  • mechanical;
  • inflammatory;
  • osteoconductivity;
  • biphasic;
  • moxphology

Summary

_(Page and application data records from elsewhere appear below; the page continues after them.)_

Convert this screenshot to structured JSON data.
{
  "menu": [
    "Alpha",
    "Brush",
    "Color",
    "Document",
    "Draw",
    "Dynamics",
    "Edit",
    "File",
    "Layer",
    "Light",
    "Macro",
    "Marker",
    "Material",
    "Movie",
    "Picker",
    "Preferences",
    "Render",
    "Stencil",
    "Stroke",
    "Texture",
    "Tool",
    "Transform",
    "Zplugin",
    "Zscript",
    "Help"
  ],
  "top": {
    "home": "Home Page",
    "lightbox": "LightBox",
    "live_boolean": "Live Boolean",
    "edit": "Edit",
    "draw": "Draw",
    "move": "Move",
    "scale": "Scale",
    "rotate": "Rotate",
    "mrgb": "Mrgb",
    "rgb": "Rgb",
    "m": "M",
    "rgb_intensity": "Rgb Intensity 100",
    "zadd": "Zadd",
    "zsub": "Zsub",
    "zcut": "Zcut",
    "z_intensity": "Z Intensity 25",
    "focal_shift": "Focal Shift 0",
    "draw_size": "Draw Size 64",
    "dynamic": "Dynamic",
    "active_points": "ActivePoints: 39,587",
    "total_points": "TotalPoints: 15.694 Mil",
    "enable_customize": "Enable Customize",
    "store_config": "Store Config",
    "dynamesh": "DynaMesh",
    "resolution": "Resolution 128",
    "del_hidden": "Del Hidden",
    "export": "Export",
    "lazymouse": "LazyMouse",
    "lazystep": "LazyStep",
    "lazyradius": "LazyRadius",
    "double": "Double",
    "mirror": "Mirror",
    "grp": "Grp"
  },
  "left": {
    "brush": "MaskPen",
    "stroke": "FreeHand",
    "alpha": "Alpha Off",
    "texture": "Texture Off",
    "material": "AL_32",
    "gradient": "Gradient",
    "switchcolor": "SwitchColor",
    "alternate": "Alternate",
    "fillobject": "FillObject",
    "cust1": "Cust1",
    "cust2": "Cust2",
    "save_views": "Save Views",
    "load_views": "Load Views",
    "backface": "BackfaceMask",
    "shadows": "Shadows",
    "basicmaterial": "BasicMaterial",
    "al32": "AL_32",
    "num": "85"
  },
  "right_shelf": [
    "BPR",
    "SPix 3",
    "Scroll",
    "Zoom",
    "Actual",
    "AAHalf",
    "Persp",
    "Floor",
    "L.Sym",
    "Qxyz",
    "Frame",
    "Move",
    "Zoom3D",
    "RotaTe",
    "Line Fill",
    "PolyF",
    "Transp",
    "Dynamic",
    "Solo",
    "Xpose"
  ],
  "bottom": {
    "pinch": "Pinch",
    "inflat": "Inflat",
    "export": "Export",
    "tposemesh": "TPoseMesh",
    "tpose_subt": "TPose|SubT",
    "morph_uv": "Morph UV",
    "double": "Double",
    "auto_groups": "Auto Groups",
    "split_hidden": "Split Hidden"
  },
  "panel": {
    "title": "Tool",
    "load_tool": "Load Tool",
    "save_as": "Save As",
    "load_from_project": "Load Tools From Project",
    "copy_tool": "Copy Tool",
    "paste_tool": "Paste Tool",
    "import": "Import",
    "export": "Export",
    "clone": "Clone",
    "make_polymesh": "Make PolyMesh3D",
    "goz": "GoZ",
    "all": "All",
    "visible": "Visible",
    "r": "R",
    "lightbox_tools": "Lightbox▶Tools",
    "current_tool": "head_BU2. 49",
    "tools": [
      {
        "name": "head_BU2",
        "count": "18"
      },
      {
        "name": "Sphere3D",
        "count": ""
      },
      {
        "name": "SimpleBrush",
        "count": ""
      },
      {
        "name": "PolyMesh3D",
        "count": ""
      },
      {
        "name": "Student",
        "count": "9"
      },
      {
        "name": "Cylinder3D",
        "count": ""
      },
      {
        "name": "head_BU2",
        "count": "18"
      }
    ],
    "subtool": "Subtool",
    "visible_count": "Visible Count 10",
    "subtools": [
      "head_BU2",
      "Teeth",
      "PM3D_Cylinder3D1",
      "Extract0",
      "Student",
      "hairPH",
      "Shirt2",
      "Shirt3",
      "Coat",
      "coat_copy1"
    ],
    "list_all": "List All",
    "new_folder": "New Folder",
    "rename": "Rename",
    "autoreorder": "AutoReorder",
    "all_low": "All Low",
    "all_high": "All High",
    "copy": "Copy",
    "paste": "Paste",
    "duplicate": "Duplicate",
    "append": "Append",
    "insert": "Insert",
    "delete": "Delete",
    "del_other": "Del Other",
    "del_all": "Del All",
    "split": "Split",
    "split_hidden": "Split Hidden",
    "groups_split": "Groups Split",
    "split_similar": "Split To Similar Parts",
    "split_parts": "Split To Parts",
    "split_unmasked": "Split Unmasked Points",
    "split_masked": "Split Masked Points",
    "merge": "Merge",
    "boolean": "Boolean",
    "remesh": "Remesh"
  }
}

Calcium sulphate-based cements depend on the setting reaction between water and calcium sulphate hemihydrate (CSH, CaSO4.1/2H2O) to form calcium sulphate dihydrate (CSD, Gypsum, CaSO4.2H2O) as the reaction product Rapid formation of gypsum needles provides the resultant material its initial, dry cohesive strength. Such weak cements, in the form of granules, pellets or cement pastes, are commercially available as bone defect fillers in clinical orthopedic applications. However, pure calcium sulphate cements rapidly deteriorate in aqueous solutions and crumble into a powder. Calcium sulphate cements are also not able to maintain their dry strength when soaked in human blood plasma or synthetic body fluids at 37°C. Additions of calcium phosphate powders (5 to 33 wt%), such as CaHPO4 (DCPA, dicalcium phosphate anhydrous, monetite) to CSH were found to significantly increase the wet mechanical integrity of these new cements. In vitro apatite-inducing ability of pure gypsum cements and the DCPA-doped calcium sulphate cements were compared by soaking those in a tris-buffered, 27 mM HCO3-- containing synthetic body fluid (SBF) solution for 1 week. While the gypsum cement samples were not able to form any carbonated apatitic calcium phosphates on their surfaces, DCPA-doped cement samples were covered with a thick layer of carbonated, apatitic calcium phosphate. Moreover, the DCPA-doped gypsum cements kept their initial mechanical strength after 1 week of soaking in the SBF solution. Samples of pure gypsum cements, on the other hand, simply disintegrated into loose powders during the same SBF soaking.